**What is being asked**
Collect every line of the records below that contains the word "title".

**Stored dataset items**
* * *

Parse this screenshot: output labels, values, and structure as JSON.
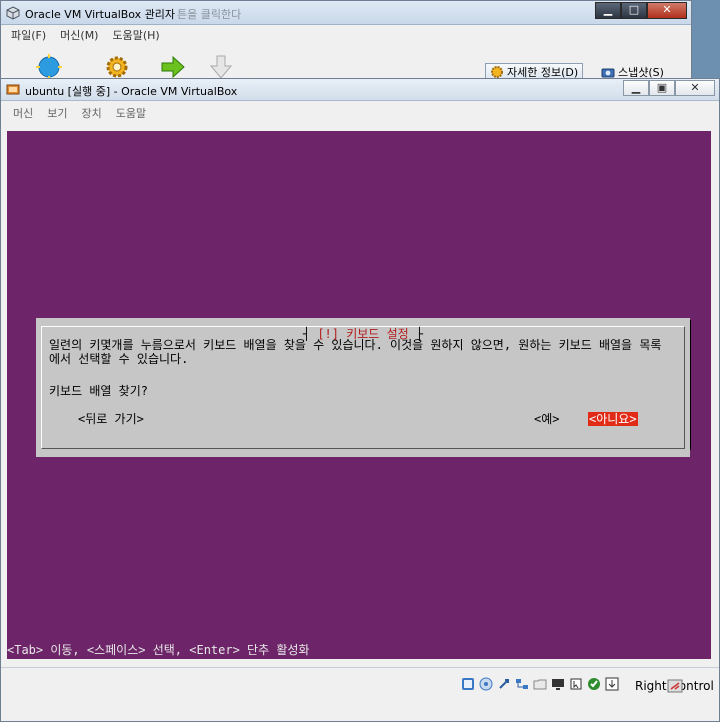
{
  "manager": {
    "title": "Oracle VM VirtualBox 관리자",
    "ghost_text": "튼을 클릭한다",
    "menu": [
      "파일(F)",
      "머신(M)",
      "도움말(H)"
    ],
    "toolbar": {
      "details_label": "자세한 정보(D)",
      "snapshots_label": "스냅샷(S)"
    }
  },
  "vm_window": {
    "title": "ubuntu [실행 중] - Oracle VM VirtualBox",
    "menu": [
      "머신",
      "보기",
      "장치",
      "도움말"
    ]
  },
  "guest": {
    "dialog": {
      "title": "[!] 키보드 설정",
      "message": "일련의 키몇개를 누름으로서 키보드 배열을 찾을 수 있습니다. 이것을 원하지 않으면, 원하는 키보드 배열을 목록에서 선택할 수 있습니다.",
      "question": "키보드 배열 찾기?",
      "back_label": "<뒤로 가기>",
      "yes_label": "<예>",
      "no_label": "<아니요>"
    },
    "hint": "<Tab> 이동, <스페이스> 선택, <Enter> 단추 활성화"
  },
  "status_bar": {
    "host_key": "Right Control"
  },
  "colors": {
    "guest_background": "#6d2468",
    "dialog_background": "#c6c6c6",
    "selected_button": "#e12b17"
  }
}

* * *

**Response below**
    "title": "Oracle VM VirtualBox 관리자",
    "title": "ubuntu [실행 중] - Oracle VM VirtualBox",
      "title": "[!] 키보드 설정",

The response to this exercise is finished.